* **PROBLEM REQUIREMENTS**: Without the pictures, set down every line of the data exactly.

* **DATA EXTRACT**:
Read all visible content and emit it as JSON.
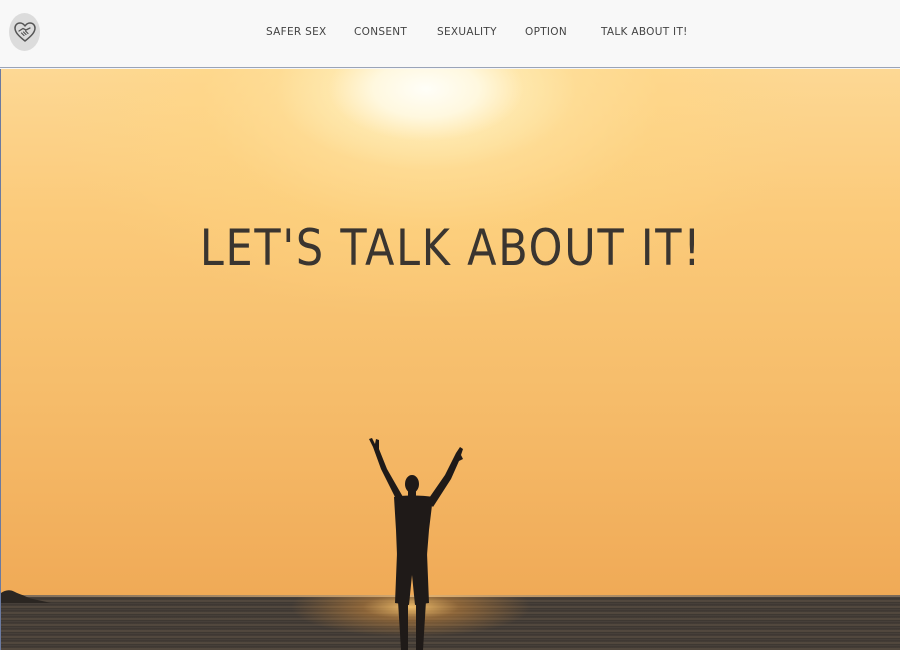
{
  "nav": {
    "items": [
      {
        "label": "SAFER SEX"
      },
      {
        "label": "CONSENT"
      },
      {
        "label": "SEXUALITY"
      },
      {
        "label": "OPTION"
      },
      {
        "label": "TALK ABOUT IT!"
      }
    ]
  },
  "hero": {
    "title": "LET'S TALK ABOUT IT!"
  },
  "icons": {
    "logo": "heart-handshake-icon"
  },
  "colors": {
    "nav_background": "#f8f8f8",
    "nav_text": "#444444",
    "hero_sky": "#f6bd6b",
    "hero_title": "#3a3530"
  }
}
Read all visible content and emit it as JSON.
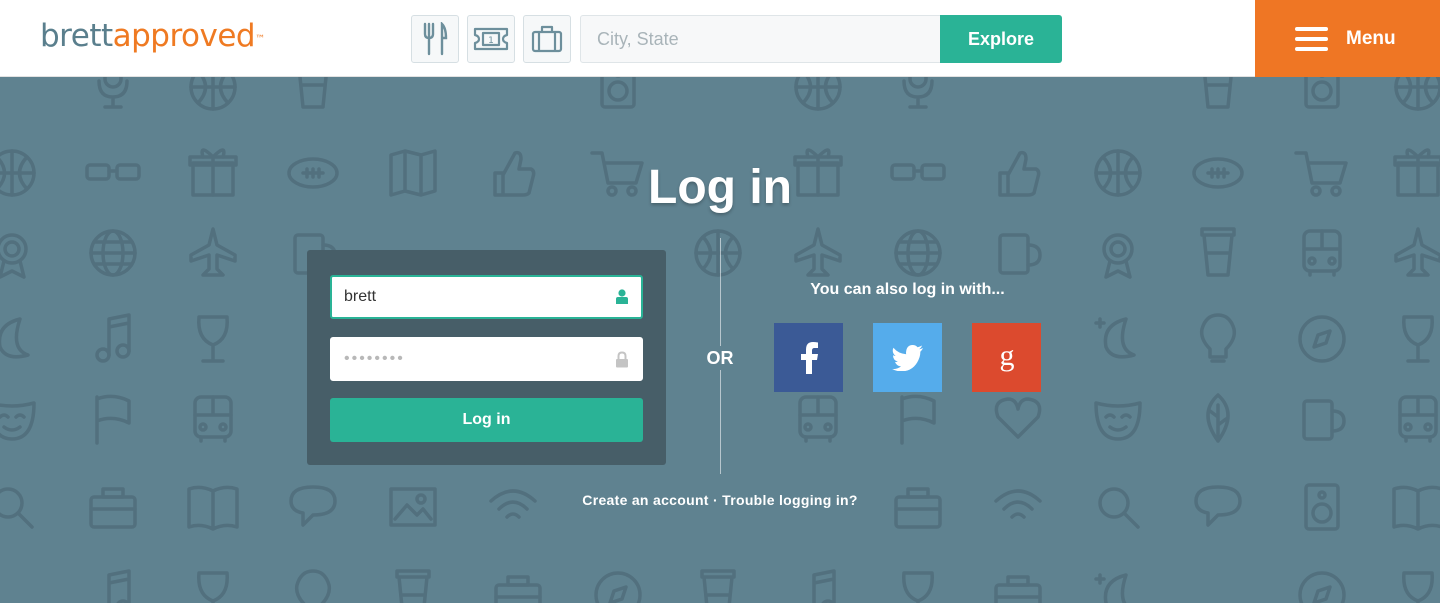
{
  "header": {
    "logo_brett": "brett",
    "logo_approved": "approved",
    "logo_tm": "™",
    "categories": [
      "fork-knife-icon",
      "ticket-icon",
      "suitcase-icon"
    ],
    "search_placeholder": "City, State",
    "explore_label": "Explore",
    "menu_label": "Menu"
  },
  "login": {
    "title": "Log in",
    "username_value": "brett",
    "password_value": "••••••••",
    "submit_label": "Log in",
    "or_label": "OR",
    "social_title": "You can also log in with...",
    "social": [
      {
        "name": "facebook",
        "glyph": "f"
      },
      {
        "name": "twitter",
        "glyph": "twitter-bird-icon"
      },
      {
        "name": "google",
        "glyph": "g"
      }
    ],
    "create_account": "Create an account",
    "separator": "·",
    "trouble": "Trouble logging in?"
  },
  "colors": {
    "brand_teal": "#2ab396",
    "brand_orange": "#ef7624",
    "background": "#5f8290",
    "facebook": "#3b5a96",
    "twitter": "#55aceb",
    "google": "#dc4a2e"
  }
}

* **SOLUTION FOR THIS EXERCISE**:
Read all visible content and emit it as JSON.
{
  "nav": {
    "items": [
      {
        "label": "SAFER SEX"
      },
      {
        "label": "CONSENT"
      },
      {
        "label": "SEXUALITY"
      },
      {
        "label": "OPTION"
      },
      {
        "label": "TALK ABOUT IT!"
      }
    ]
  },
  "hero": {
    "title": "LET'S TALK ABOUT IT!"
  },
  "icons": {
    "logo": "heart-handshake-icon"
  },
  "colors": {
    "nav_background": "#f8f8f8",
    "nav_text": "#444444",
    "hero_sky": "#f6bd6b",
    "hero_title": "#3a3530"
  }
}
Read all visible content and emit it as JSON.
{
  "header": {
    "logo_brett": "brett",
    "logo_approved": "approved",
    "logo_tm": "™",
    "categories": [
      "fork-knife-icon",
      "ticket-icon",
      "suitcase-icon"
    ],
    "search_placeholder": "City, State",
    "explore_label": "Explore",
    "menu_label": "Menu"
  },
  "login": {
    "title": "Log in",
    "username_value": "brett",
    "password_value": "••••••••",
    "submit_label": "Log in",
    "or_label": "OR",
    "social_title": "You can also log in with...",
    "social": [
      {
        "name": "facebook",
        "glyph": "f"
      },
      {
        "name": "twitter",
        "glyph": "twitter-bird-icon"
      },
      {
        "name": "google",
        "glyph": "g"
      }
    ],
    "create_account": "Create an account",
    "separator": "·",
    "trouble": "Trouble logging in?"
  },
  "colors": {
    "brand_teal": "#2ab396",
    "brand_orange": "#ef7624",
    "background": "#5f8290",
    "facebook": "#3b5a96",
    "twitter": "#55aceb",
    "google": "#dc4a2e"
  }
}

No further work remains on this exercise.